What are you studying, specifically?
McCall: There are dance reliefs throughout the temple. I am focusing on several sets. First, there are 108 dance reliefs, called karanas, that are the basic moves of Bharatanatyam. Chidambaram is one of only two temples (some say the only one) that possess all 108. There are also dance reliefs lining various temples within the larger Thillai Nataraja temple complex, which is over 47 acres in size.
Another component of my project focuses on 1,000-year-old frescoes in the ceiling of the Parvati temple—Siva’s consort. A third area addresses the special festivals and daily life of the temple’s unique Dikshithar priests, who have presided over the temple for what is said to be thousands of years.
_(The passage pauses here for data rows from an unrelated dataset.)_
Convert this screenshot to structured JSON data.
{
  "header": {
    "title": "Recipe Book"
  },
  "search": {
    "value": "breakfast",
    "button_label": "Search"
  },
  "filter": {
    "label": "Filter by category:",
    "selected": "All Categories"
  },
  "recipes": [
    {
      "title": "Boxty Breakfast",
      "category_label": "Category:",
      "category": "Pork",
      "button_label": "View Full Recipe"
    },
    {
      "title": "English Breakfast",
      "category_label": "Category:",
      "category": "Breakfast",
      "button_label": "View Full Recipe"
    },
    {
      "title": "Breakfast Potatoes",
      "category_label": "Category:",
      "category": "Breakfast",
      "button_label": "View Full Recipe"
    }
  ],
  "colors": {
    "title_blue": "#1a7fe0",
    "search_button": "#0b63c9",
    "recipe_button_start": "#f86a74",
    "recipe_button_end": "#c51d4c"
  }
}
Given the extensive amount of masterful research previously done on the dance reliefs, my project entails the photo and video documentation of these and the frescoes.
What is a typical day there like for you?
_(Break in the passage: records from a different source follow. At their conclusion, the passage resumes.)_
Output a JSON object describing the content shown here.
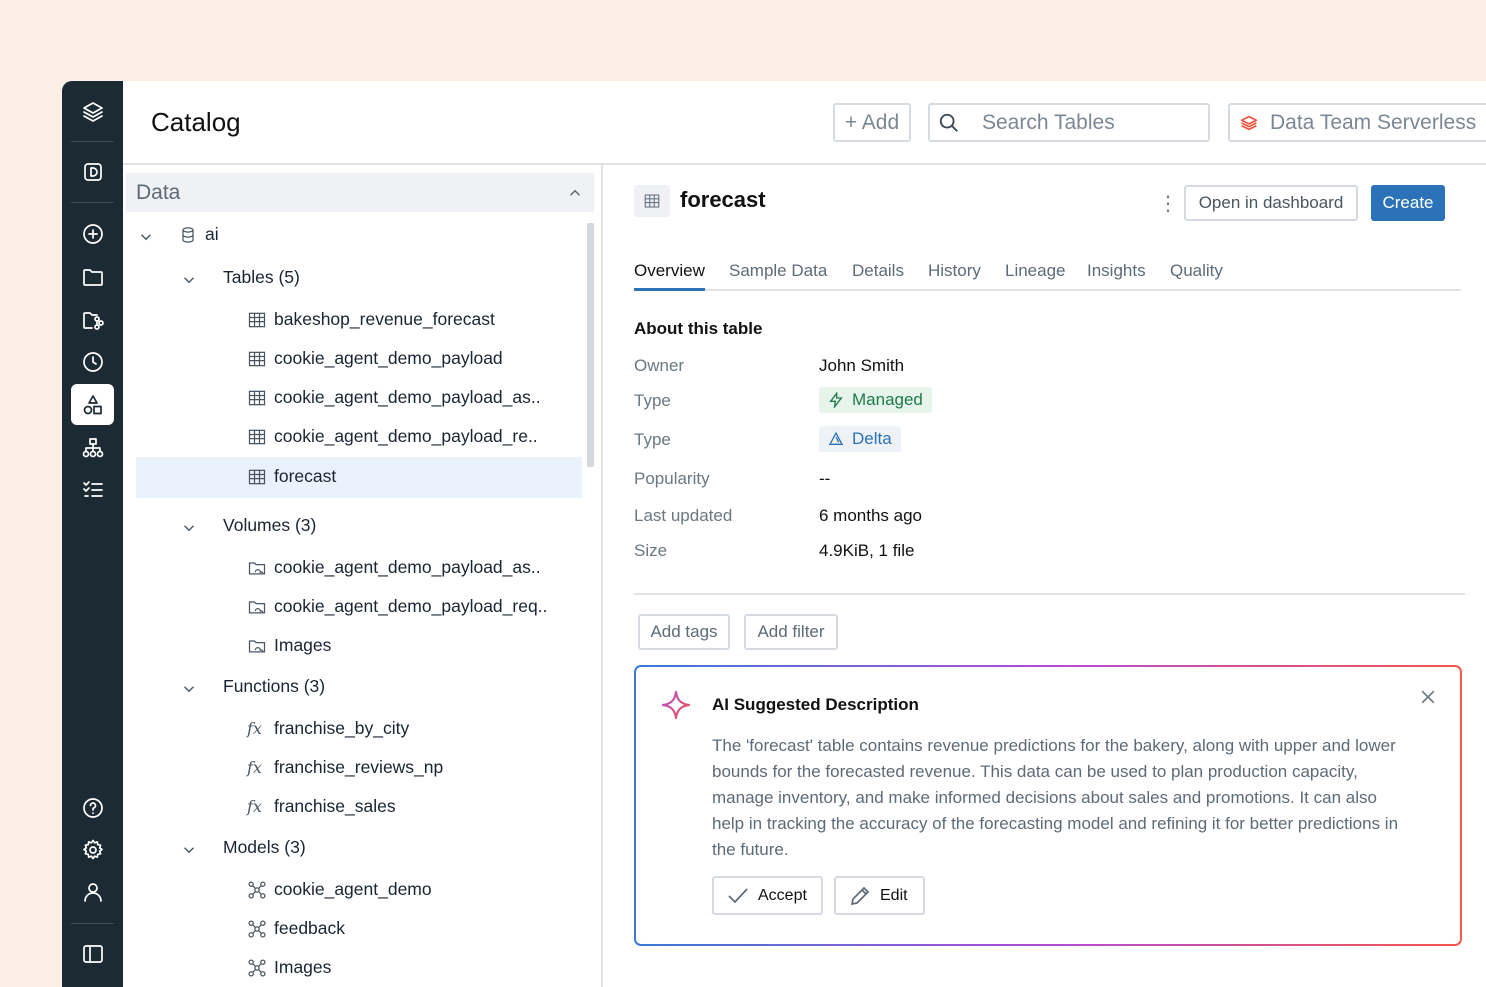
{
  "header": {
    "title": "Catalog",
    "add_label": "+ Add",
    "search_placeholder": "Search Tables",
    "workspace": "Data Team Serverless"
  },
  "rail": {
    "items": [
      "layers-logo-icon",
      "dashboard-d-icon",
      "add-circle-icon",
      "folder-icon",
      "folder-git-icon",
      "history-icon",
      "catalog-shapes-icon",
      "workflows-icon",
      "tasks-list-icon",
      "help-icon",
      "settings-icon",
      "user-icon",
      "sidebar-toggle-icon"
    ],
    "active": "catalog-shapes-icon"
  },
  "tree": {
    "section": "Data",
    "catalog": "ai",
    "groups": {
      "tables": "Tables (5)",
      "volumes": "Volumes (3)",
      "functions": "Functions (3)",
      "models": "Models (3)"
    },
    "tables": [
      "bakeshop_revenue_forecast",
      "cookie_agent_demo_payload",
      "cookie_agent_demo_payload_as..",
      "cookie_agent_demo_payload_re..",
      "forecast"
    ],
    "volumes": [
      "cookie_agent_demo_payload_as..",
      "cookie_agent_demo_payload_req..",
      "Images"
    ],
    "functions": [
      "franchise_by_city",
      "franchise_reviews_np",
      "franchise_sales"
    ],
    "models": [
      "cookie_agent_demo",
      "feedback",
      "Images"
    ],
    "selected": "forecast"
  },
  "detail": {
    "name": "forecast",
    "kebab": "⋮",
    "open_dashboard": "Open in dashboard",
    "create": "Create",
    "tabs": [
      "Overview",
      "Sample Data",
      "Details",
      "History",
      "Lineage",
      "Insights",
      "Quality"
    ],
    "active_tab": "Overview",
    "about": "About this table",
    "props": {
      "owner_k": "Owner",
      "owner_v": "John Smith",
      "type_k": "Type",
      "type_v": "Managed",
      "type2_k": "Type",
      "type2_v": "Delta",
      "pop_k": "Popularity",
      "pop_v": "--",
      "upd_k": "Last updated",
      "upd_v": "6 months ago",
      "size_k": "Size",
      "size_v": "4.9KiB, 1 file"
    },
    "add_tags": "Add tags",
    "add_filter": "Add filter"
  },
  "ai": {
    "title": "AI Suggested Description",
    "text": "The 'forecast' table contains revenue predictions for the bakery, along with upper and lower bounds for the forecasted revenue. This data can be used to plan production capacity, manage inventory, and make informed decisions about sales and promotions. It can also help in tracking the accuracy of the forecasting model and refining it for better predictions in the future.",
    "accept": "Accept",
    "edit": "Edit"
  },
  "colors": {
    "accent": "#2B72B8",
    "rail": "#1B2A33",
    "background": "#FDEFE6",
    "managed": "#1f7a4a"
  }
}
McCall: I wake in the morning to the building’s watchman [delivering] fresh cow’s milk to my door. Then I engage in physical practice—dance, yoga, Pilates, etc. I then prepare to go to temple to photograph or video. That is very intense work, as it takes tremendous focus. Given the heat in Tamil Nadu, southern India, I am exhausted by day’s end, so I usually need a day or two in between to rest, download material and prepare for the next shoot.
I use those in-between days to run errands, catch up on email, etc. I also go to temple for puja, or prayer, not every day, but several times weekly. Today was a special ceremony in one of the oldest parts of the temple where sits the original lingam—representing Siva—which thousands of years ago appeared in the midst of a mangrove forest. The ceremony this evening involved the abhishekam, or ritual washing of the ancient lingam with milk, ghee, honey, and coconut water.
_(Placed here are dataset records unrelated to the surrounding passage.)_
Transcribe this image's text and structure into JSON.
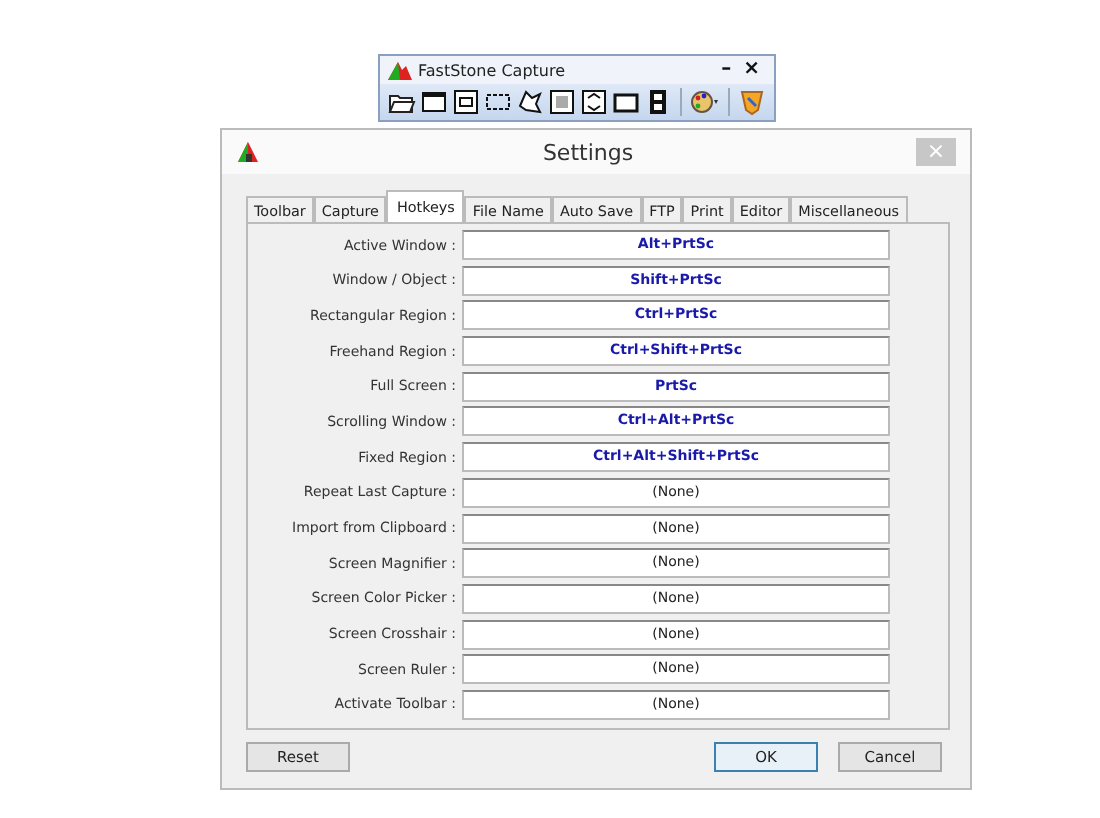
{
  "toolbar_window": {
    "title": "FastStone Capture",
    "minimize": "–",
    "close": "×"
  },
  "dialog": {
    "title": "Settings",
    "close": "×"
  },
  "tabs": [
    {
      "label": "Toolbar",
      "selected": false
    },
    {
      "label": "Capture",
      "selected": false
    },
    {
      "label": "Hotkeys",
      "selected": true
    },
    {
      "label": "File Name",
      "selected": false
    },
    {
      "label": "Auto Save",
      "selected": false
    },
    {
      "label": "FTP",
      "selected": false
    },
    {
      "label": "Print",
      "selected": false
    },
    {
      "label": "Editor",
      "selected": false
    },
    {
      "label": "Miscellaneous",
      "selected": false
    }
  ],
  "hotkeys": [
    {
      "label": "Active Window :",
      "value": "Alt+PrtSc",
      "assigned": true
    },
    {
      "label": "Window / Object :",
      "value": "Shift+PrtSc",
      "assigned": true
    },
    {
      "label": "Rectangular Region :",
      "value": "Ctrl+PrtSc",
      "assigned": true
    },
    {
      "label": "Freehand Region :",
      "value": "Ctrl+Shift+PrtSc",
      "assigned": true
    },
    {
      "label": "Full Screen :",
      "value": "PrtSc",
      "assigned": true
    },
    {
      "label": "Scrolling Window :",
      "value": "Ctrl+Alt+PrtSc",
      "assigned": true
    },
    {
      "label": "Fixed Region :",
      "value": "Ctrl+Alt+Shift+PrtSc",
      "assigned": true
    },
    {
      "label": "Repeat Last Capture :",
      "value": "(None)",
      "assigned": false
    },
    {
      "label": "Import from Clipboard :",
      "value": "(None)",
      "assigned": false
    },
    {
      "label": "Screen Magnifier :",
      "value": "(None)",
      "assigned": false
    },
    {
      "label": "Screen Color Picker :",
      "value": "(None)",
      "assigned": false
    },
    {
      "label": "Screen Crosshair :",
      "value": "(None)",
      "assigned": false
    },
    {
      "label": "Screen Ruler :",
      "value": "(None)",
      "assigned": false
    },
    {
      "label": "Activate Toolbar :",
      "value": "(None)",
      "assigned": false
    }
  ],
  "buttons": [
    {
      "label": "Reset",
      "kind": "left",
      "selected": false
    },
    {
      "label": "OK",
      "kind": "right",
      "selected": true
    },
    {
      "label": "Cancel",
      "kind": "right",
      "selected": false
    }
  ]
}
How have you been received by the locals?
McCall: I am a curiosity. They do not understand why I am alone, as it is rare for any Indian to be without family of some sort. And, of course, I’m light skinned and lighter haired than they. But as I stated, they are generally warm and helpful if I reach out to them.
My neighbor invited me to her son’s 2-year-old birthday party, which was held at a large hall used for weddings. I wasn’t aware that here, 2-year-old birthdays are a big celebration. There were singers, a very elaborate stage, a video crew and monitors, and, of course, lots of food. I was called up to the stage, as was everyone else, to present my present and to have my photo taken with the entire family.
Indians remind me of having lived in Italy. They are very concerned that I eat, and want to know what I am eating. They enjoy feeding everyone. After the party, I was stopped in the street by someone who said, ‘Function!’ meaning he saw me at the function the previous night. Tamil is a difficult language, so the majority of my communication is through gestures and simple English terms, which most seem to understand, although there have been some comical moments.
Have you made any breakthroughs in your findings?
McCall: Given that I am mainly documenting, and the fact that I’ve been here three times previous to this one, the main surprises have been the beauty of the material I am shooting. Some pieces are so exquisite that I fall in love with them and don’t want to stop shooting. They are inherently, and paradoxically, mysterious and revealing at the same time.
Why do you feel this research is important?
McCall: The objects of my documentation are over 800 and, in some cases, over 1,000 years old and exposed to the elements. They need preserving. Furthermore, I could not find any adequate documentation of these beautiful dance reliefs or frescoes. Most photographs are from long before the digital age, and are out of focus and difficult to discern. These treasures are important for both cultural and scholarly, as well as aesthetic purposes; are part of our world cultural heritage; and, for their uniqueness, deserve to be seen by those unable to travel and visit the temple.